“It is so empowering when you know how to fix a chain or what to do when you have a flat,” said Cross. “It’s really not that hard, but most women just haven’t done it. And fear of the unknown is greater than the level of challenge than they would face.”

Bike Link, a Birmingham bike shop, hosted the Chix’s “Wine, Wenches and Wrenches” evenings last year. Using the guise of a social event to break the ice, shop mechanics taught members about their bikes and common repair techniques in an environment more akin to a wine and cheese night than a chaotic bike shop. At the last class, ladies learned how to change tires and oil their chains properly.

By demystifying these techniques, women don’t need to rely on another person for help if they run into problems on a ride.

“The lesson made us feel more empowered to fiddle with things without fearing that we’d ‘mess them up,’” said Cross.

Other women’s clubs, such as the Velo Vixens in Gainesville, Fla., adopted the Chix’s model after being inspired by the success of “Wine, Wenches and Wrenches.”

After taking classes, women feel they can go on longer rides and explore new and more challenging routes, said Lauren Streifel, a Velo Vixen organizer. Even beginners feel more comfortable since it’s likely that someone in the group has the skills to keep everyone safe and on track.
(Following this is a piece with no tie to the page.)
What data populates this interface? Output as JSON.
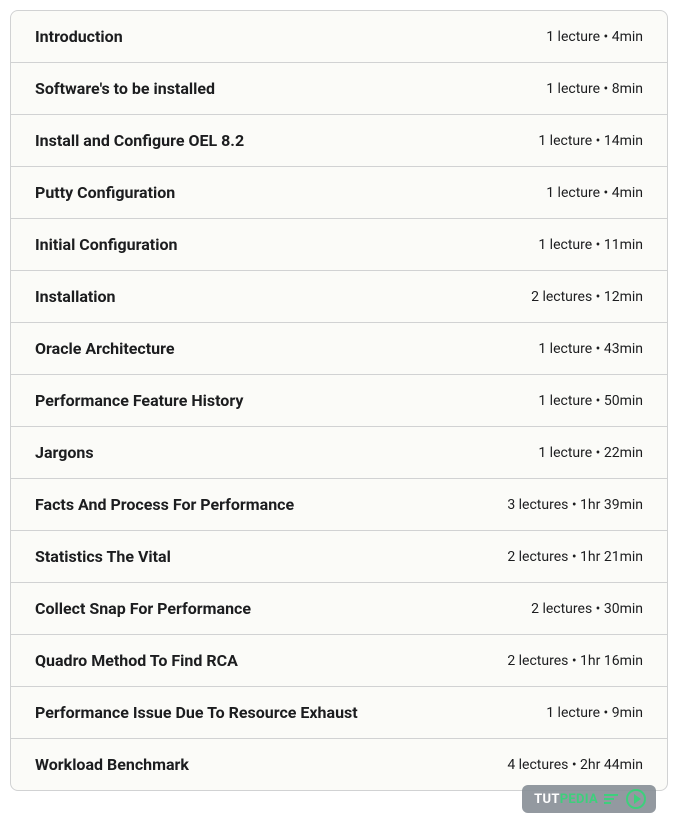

Biking gives women a sense of freedom totally different from driving a car for the first time, said new Velo Vixen Michelle Budny. Previously reliant on her car to get around, Budny is now hoping to start exploring the city on her bike instead.

For cyclists who are mothers, more have started cycling with their kids to school as their confidence has grown.

“There is a silly little adage: give a women a bike and she will change the world,” said mountain bike trainer Tania Juillerat, who lives in Indianapolis. “She is teaching her friends, teaching her children and the next generation.”

Juillerat motivated Cross to start Magic City Chix after she attended one of Juillerat’s mountain biking workshops. Like Cross, Juillerat is a mother and rides regularly with her 11- and 3-year-old children. If Juillerat couldn’t do simple repairs like fix a chain, she said she wouldn’t feel comfortable taking her kids along.

Being able to have fun without worrying about your safety, or that of your fellow riders, safety is key to getting more women riding, she said.

“All of us have been in a situation where if we didn’t know how to change a flat we would have ended up in trouble,” said Cross. “If you can do it, it does wonders for your confidence. And that confidence carries back over into the rest of your life. You feel like you can handle anything.”

Email:  chc2149@columbia.edu

Updated March 1: The photo caption has been corrected to note that the woman demonstrating repair techniques is Amelia Smith, another Grease Rag facilitator, and not Laura Kling.
February 18, 2013